## EXERCISE BRIEF
Would you copy every line of the listing below that includes the word "verified"?

## SUPPLIED ENTRIES
>>>

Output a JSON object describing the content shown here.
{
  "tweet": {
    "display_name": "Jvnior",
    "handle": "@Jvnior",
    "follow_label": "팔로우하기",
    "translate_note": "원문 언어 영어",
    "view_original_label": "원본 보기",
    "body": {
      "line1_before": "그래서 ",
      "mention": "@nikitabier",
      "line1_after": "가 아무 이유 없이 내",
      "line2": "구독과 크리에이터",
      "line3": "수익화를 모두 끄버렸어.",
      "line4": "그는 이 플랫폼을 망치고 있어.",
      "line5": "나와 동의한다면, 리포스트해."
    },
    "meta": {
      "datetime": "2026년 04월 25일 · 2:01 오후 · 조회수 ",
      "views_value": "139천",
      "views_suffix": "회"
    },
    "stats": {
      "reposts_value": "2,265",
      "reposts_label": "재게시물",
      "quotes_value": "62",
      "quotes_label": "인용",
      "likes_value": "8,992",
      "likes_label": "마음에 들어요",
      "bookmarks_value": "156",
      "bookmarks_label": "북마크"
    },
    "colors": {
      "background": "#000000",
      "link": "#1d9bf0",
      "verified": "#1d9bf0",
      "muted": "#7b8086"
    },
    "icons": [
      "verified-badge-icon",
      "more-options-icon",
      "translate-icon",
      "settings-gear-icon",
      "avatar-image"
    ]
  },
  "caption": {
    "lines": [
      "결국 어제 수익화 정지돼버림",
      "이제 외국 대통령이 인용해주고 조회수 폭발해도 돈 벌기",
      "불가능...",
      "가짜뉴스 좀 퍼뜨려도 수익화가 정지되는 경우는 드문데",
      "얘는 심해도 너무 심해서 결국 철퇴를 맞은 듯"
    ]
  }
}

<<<

## RESPONSE TO THIS EXERCISE
      "verified": "#1d9bf0",
      "verified-badge-icon",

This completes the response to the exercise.